Current implementations of the “location layer” work as a collection of grid cell modules where one or more bumps of activity are essentially “pushed around” as the location being represented changes. When the object and location being sensed is unambiguous, this means one active cell per module.
However, this seems to contradict (or at least not fully implement) other observations about the system related to encoding context by use of minicolumns, and I am having some trouble reconciling the ideas in my mind. I thought I would start a thread to get some insights from other HTM theorists.
One example where minicolumns are implied to be part of a location layer, is in part 1 of the podcast (around 26:00). Jeff talked in some length about applying to locations what has been learned from TM (with respect to minicolumns to encode context). A couple of relevant quotes from that discussion:
So, the point is, this idea that you represent or you have something, like – we started by talking about the sensory input, and I want to represent the sensory input in different contexts. I now have a location on an object, but I want to represent that location under different contexts. Because if I’m going to predict what’s going to be at that location, I need to know the context, or the state, of the cell phone or the state of the stapler.
So this basic idea … this is happening everywhere, that you represent something, like a sensory input or like a location … and I want to be able to represent it under many different contexts.
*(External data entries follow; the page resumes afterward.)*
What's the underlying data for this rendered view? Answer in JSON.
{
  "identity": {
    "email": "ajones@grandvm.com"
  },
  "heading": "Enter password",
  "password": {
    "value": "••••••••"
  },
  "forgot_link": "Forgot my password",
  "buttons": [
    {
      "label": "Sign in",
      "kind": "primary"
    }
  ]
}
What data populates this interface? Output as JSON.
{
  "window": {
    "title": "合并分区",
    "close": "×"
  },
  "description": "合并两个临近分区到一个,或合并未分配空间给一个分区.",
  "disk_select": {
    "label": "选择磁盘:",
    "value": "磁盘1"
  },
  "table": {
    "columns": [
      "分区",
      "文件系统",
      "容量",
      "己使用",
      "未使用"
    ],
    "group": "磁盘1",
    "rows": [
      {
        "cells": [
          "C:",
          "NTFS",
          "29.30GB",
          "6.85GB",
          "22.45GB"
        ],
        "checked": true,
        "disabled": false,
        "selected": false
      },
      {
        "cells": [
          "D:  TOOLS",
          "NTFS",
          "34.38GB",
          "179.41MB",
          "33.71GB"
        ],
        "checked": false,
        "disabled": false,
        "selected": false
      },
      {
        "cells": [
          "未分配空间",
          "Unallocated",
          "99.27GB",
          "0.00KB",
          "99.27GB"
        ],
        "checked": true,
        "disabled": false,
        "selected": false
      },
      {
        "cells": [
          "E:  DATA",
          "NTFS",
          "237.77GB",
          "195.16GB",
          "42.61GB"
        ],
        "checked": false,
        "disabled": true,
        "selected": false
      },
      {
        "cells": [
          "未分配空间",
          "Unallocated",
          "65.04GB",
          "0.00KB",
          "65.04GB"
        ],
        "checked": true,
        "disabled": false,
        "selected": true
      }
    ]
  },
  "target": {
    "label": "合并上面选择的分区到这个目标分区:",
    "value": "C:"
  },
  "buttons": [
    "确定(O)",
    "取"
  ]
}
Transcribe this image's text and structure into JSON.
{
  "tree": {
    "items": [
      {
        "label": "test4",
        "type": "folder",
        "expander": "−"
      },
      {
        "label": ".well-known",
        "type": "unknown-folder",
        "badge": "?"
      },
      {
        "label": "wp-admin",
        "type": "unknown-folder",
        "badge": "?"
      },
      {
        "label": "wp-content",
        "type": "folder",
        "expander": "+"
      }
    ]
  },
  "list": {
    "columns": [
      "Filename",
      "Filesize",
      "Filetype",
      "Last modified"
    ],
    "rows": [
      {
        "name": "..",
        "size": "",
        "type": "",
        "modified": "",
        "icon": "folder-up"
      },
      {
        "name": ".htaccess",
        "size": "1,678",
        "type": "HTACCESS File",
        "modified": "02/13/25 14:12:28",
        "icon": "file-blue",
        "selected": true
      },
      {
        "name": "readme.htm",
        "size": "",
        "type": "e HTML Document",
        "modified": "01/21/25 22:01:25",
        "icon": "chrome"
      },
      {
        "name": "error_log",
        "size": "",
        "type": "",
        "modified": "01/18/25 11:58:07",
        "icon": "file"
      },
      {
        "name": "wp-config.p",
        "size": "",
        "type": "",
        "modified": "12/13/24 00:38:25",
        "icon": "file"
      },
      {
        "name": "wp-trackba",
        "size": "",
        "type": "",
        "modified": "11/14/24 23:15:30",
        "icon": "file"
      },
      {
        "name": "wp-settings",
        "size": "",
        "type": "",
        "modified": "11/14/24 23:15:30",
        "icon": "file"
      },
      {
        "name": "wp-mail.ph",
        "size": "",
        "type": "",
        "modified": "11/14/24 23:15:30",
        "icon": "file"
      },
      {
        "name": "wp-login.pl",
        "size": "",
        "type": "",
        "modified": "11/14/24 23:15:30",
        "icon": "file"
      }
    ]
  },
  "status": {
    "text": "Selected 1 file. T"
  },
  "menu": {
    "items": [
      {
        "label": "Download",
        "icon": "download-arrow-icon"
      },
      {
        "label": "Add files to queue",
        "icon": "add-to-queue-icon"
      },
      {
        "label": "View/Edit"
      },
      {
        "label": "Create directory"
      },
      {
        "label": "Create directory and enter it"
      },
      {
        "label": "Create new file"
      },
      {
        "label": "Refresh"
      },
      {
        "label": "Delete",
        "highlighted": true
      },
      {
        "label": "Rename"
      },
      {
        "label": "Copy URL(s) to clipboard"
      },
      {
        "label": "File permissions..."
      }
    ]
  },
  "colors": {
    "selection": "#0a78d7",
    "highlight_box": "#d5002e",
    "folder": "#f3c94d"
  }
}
And so that’s where the role of minicolumns comes into play.
The idea of minicolumns being part of the location system also seems to be implied in the Frameworks paper as well. A couple of relevant quotes:
As the stapler top rotates upward, the displacement of the stapler top to bottom changes. Thus, the rotation of the stapler top is represented by a sequence of displacement vectors. By learning this sequence, the system will have learned this behavior of the object.
Opening and closing the stapler are different behaviors yet they are composed of the same displacement elements, just in reverse order. These are sometimes referred to as “high-order” sequences. Previously we described a neural mechanism for learning high-order sequences in a layer of neurons (Hawkins & Ahmad, 2016).
This is of course a reference to minicolumns, which are how HTM learns high order sequences.
Note that I am not necessarily implying the existence or functional relevance of cells arranged into physical minicolumns (Jeff has made this point before as well), but rather the underlying function (which is easier to visualize as arrangements of minicolumns).
In my current (perhaps limited) understanding, the “minicolumn effect” should be a basic, inherent property of a neural network where cells have a proximal receptive field close to the cell body, and several are positioned near enough together that they share similar enough receptive fields and can compete to inhibit each-other.
In other words, should the bumps of activity in the GCM actually represent more than one cell sharing a common receptive field, thus allowing a TM-like algorithm to be applied for representing context?